WHAT YOU WILL DO
Your reply should set down word for word each line below from the one with "Convert this screenshot" through the final line, both included, but none of the pictures.

[TASK INPUTS Boundary: Start]

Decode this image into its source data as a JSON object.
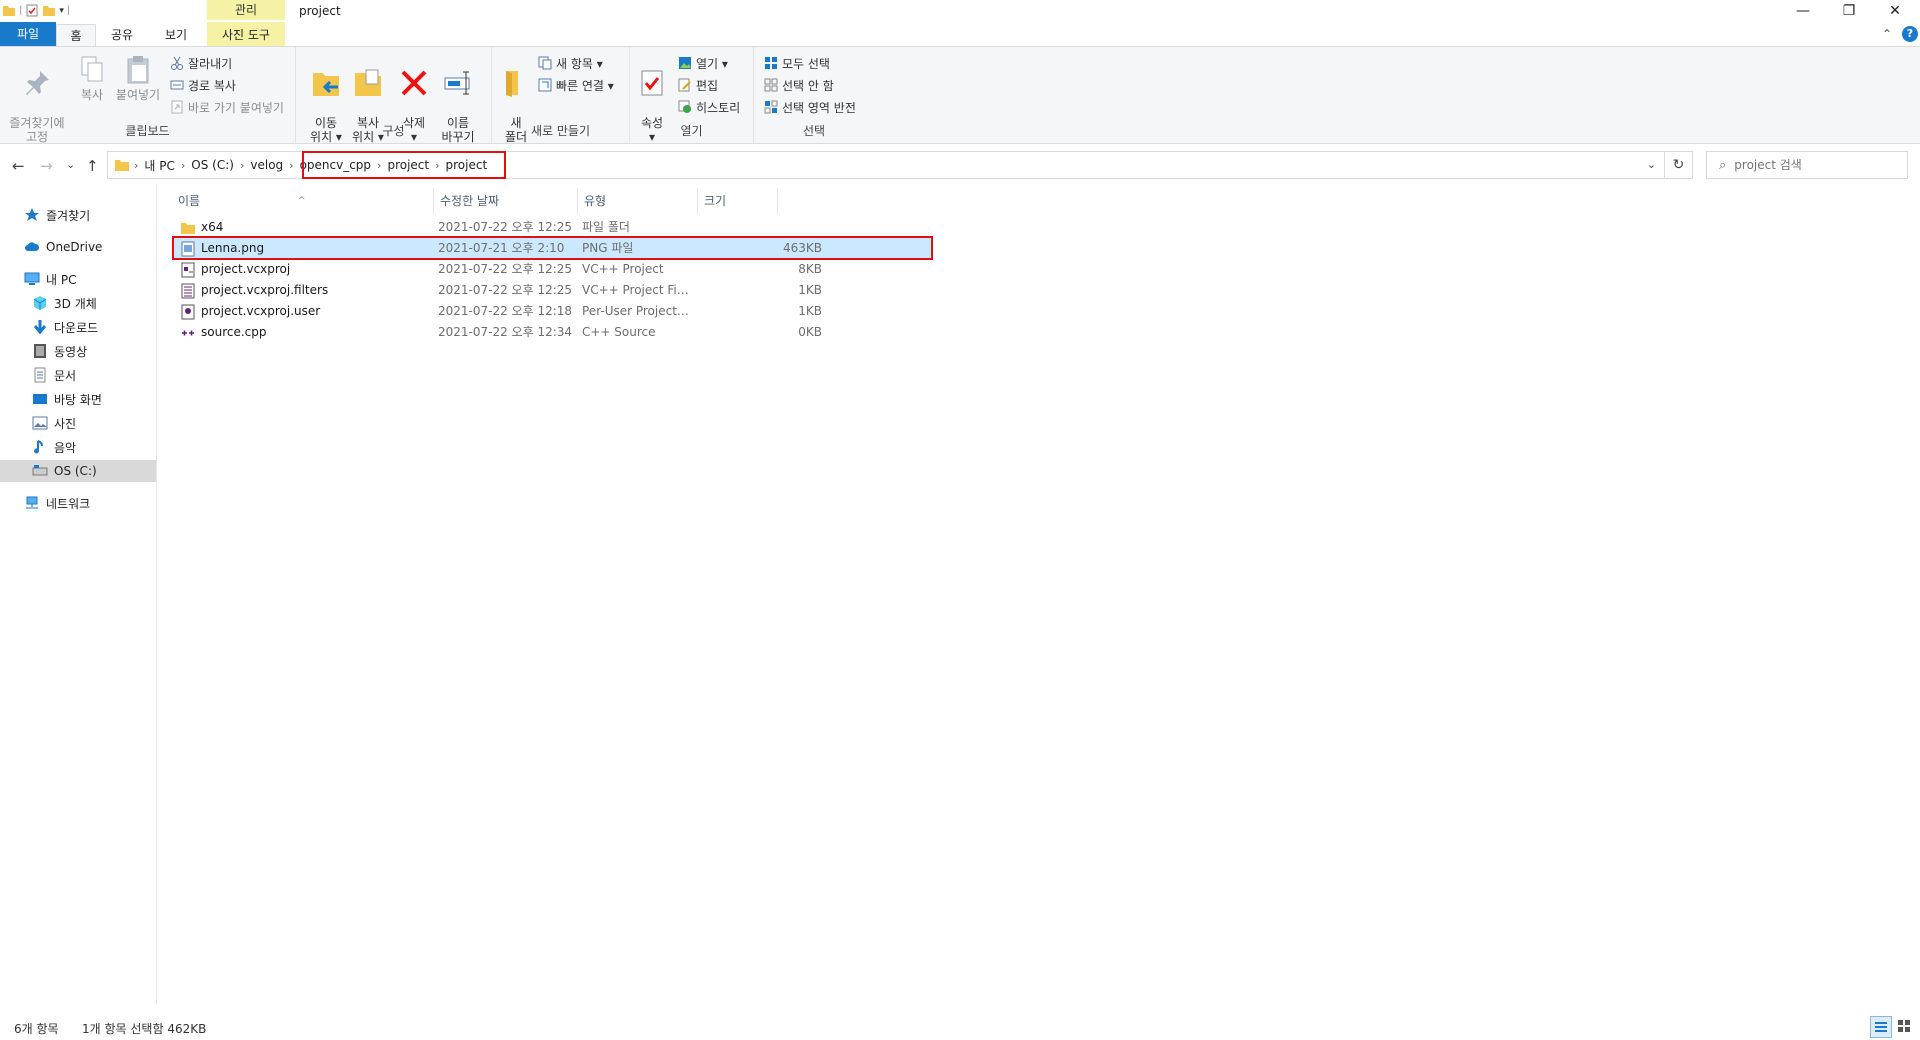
{
  "window": {
    "title": "project",
    "context_tab_label": "관리",
    "minimize": "—",
    "restore": "❐",
    "close": "✕"
  },
  "tabs": {
    "file": "파일",
    "home": "홈",
    "share": "공유",
    "view": "보기",
    "picture_tools": "사진 도구",
    "collapse": "⌃",
    "help": "?"
  },
  "ribbon": {
    "clipboard": {
      "label": "클립보드",
      "pin": "즐겨찾기에\n고정",
      "copy": "복사",
      "paste": "붙여넣기",
      "cut": "잘라내기",
      "copy_path": "경로 복사",
      "paste_shortcut": "바로 가기 붙여넣기"
    },
    "organize": {
      "label": "구성",
      "move_to": "이동\n위치 ▾",
      "copy_to": "복사\n위치 ▾",
      "delete": "삭제\n▾",
      "rename": "이름\n바꾸기"
    },
    "new": {
      "label": "새로 만들기",
      "new_folder": "새\n폴더",
      "new_item": "새 항목 ▾",
      "easy_access": "빠른 연결 ▾"
    },
    "open": {
      "label": "열기",
      "properties": "속성\n▾",
      "open": "열기 ▾",
      "edit": "편집",
      "history": "히스토리"
    },
    "select": {
      "label": "선택",
      "select_all": "모두 선택",
      "select_none": "선택 안 함",
      "invert": "선택 영역 반전"
    }
  },
  "address": {
    "back": "←",
    "forward": "→",
    "recent": "⌄",
    "up": "↑",
    "crumbs": [
      "내 PC",
      "OS (C:)",
      "velog",
      "opencv_cpp",
      "project",
      "project"
    ],
    "dropdown": "⌄",
    "refresh": "↻",
    "search_placeholder": "project 검색",
    "search_icon": "⌕"
  },
  "sidebar": {
    "items": [
      {
        "label": "즐겨찾기",
        "icon": "star-icon"
      },
      {
        "label": "OneDrive",
        "icon": "cloud-icon"
      },
      {
        "label": "내 PC",
        "icon": "pc-icon"
      },
      {
        "label": "3D 개체",
        "icon": "cube-icon"
      },
      {
        "label": "다운로드",
        "icon": "download-icon"
      },
      {
        "label": "동영상",
        "icon": "video-icon"
      },
      {
        "label": "문서",
        "icon": "document-icon"
      },
      {
        "label": "바탕 화면",
        "icon": "desktop-icon"
      },
      {
        "label": "사진",
        "icon": "picture-icon"
      },
      {
        "label": "음악",
        "icon": "music-icon"
      },
      {
        "label": "OS (C:)",
        "icon": "drive-icon"
      },
      {
        "label": "네트워크",
        "icon": "network-icon"
      }
    ]
  },
  "columns": {
    "name": "이름",
    "date": "수정한 날짜",
    "type": "유형",
    "size": "크기",
    "sort_indicator": "^"
  },
  "files": [
    {
      "name": "x64",
      "date": "2021-07-22 오후 12:25",
      "type": "파일 폴더",
      "size": "",
      "icon": "folder-icon"
    },
    {
      "name": "Lenna.png",
      "date": "2021-07-21 오후 2:10",
      "type": "PNG 파일",
      "size": "463KB",
      "icon": "image-file-icon"
    },
    {
      "name": "project.vcxproj",
      "date": "2021-07-22 오후 12:25",
      "type": "VC++ Project",
      "size": "8KB",
      "icon": "vcxproj-icon"
    },
    {
      "name": "project.vcxproj.filters",
      "date": "2021-07-22 오후 12:25",
      "type": "VC++ Project Filt...",
      "size": "1KB",
      "icon": "filters-icon"
    },
    {
      "name": "project.vcxproj.user",
      "date": "2021-07-22 오후 12:18",
      "type": "Per-User Project ...",
      "size": "1KB",
      "icon": "user-file-icon"
    },
    {
      "name": "source.cpp",
      "date": "2021-07-22 오후 12:34",
      "type": "C++ Source",
      "size": "0KB",
      "icon": "cpp-icon"
    }
  ],
  "status": {
    "item_count": "6개 항목",
    "selection": "1개 항목 선택함 462KB"
  },
  "colors": {
    "accent": "#1979ca",
    "selection": "#cce8ff",
    "highlight_box": "#e01010",
    "context_tab": "#f5f2a6"
  }
}
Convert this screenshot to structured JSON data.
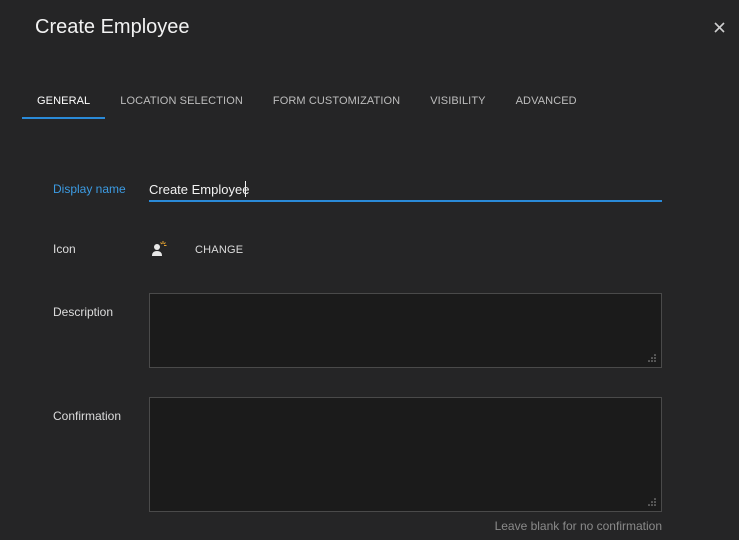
{
  "dialog": {
    "title": "Create Employee",
    "close_icon": "close-icon"
  },
  "tabs": [
    {
      "label": "GENERAL",
      "active": true
    },
    {
      "label": "LOCATION SELECTION",
      "active": false
    },
    {
      "label": "FORM CUSTOMIZATION",
      "active": false
    },
    {
      "label": "VISIBILITY",
      "active": false
    },
    {
      "label": "ADVANCED",
      "active": false
    }
  ],
  "form": {
    "display_name": {
      "label": "Display name",
      "value": "Create Employee"
    },
    "icon": {
      "label": "Icon",
      "icon_name": "person-add-icon",
      "change_label": "CHANGE"
    },
    "description": {
      "label": "Description",
      "value": ""
    },
    "confirmation": {
      "label": "Confirmation",
      "value": "",
      "hint": "Leave blank for no confirmation"
    }
  },
  "colors": {
    "accent": "#2a8ad8",
    "background": "#252526",
    "field_background": "#1b1b1b"
  }
}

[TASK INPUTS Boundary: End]

EXERCISE RESULT
Convert this screenshot to structured JSON data.
{
  "dialog": {
    "title": "Create Employee",
    "close_icon": "close-icon"
  },
  "tabs": [
    {
      "label": "GENERAL",
      "active": true
    },
    {
      "label": "LOCATION SELECTION",
      "active": false
    },
    {
      "label": "FORM CUSTOMIZATION",
      "active": false
    },
    {
      "label": "VISIBILITY",
      "active": false
    },
    {
      "label": "ADVANCED",
      "active": false
    }
  ],
  "form": {
    "display_name": {
      "label": "Display name",
      "value": "Create Employee"
    },
    "icon": {
      "label": "Icon",
      "icon_name": "person-add-icon",
      "change_label": "CHANGE"
    },
    "description": {
      "label": "Description",
      "value": ""
    },
    "confirmation": {
      "label": "Confirmation",
      "value": "",
      "hint": "Leave blank for no confirmation"
    }
  },
  "colors": {
    "accent": "#2a8ad8",
    "background": "#252526",
    "field_background": "#1b1b1b"
  }
}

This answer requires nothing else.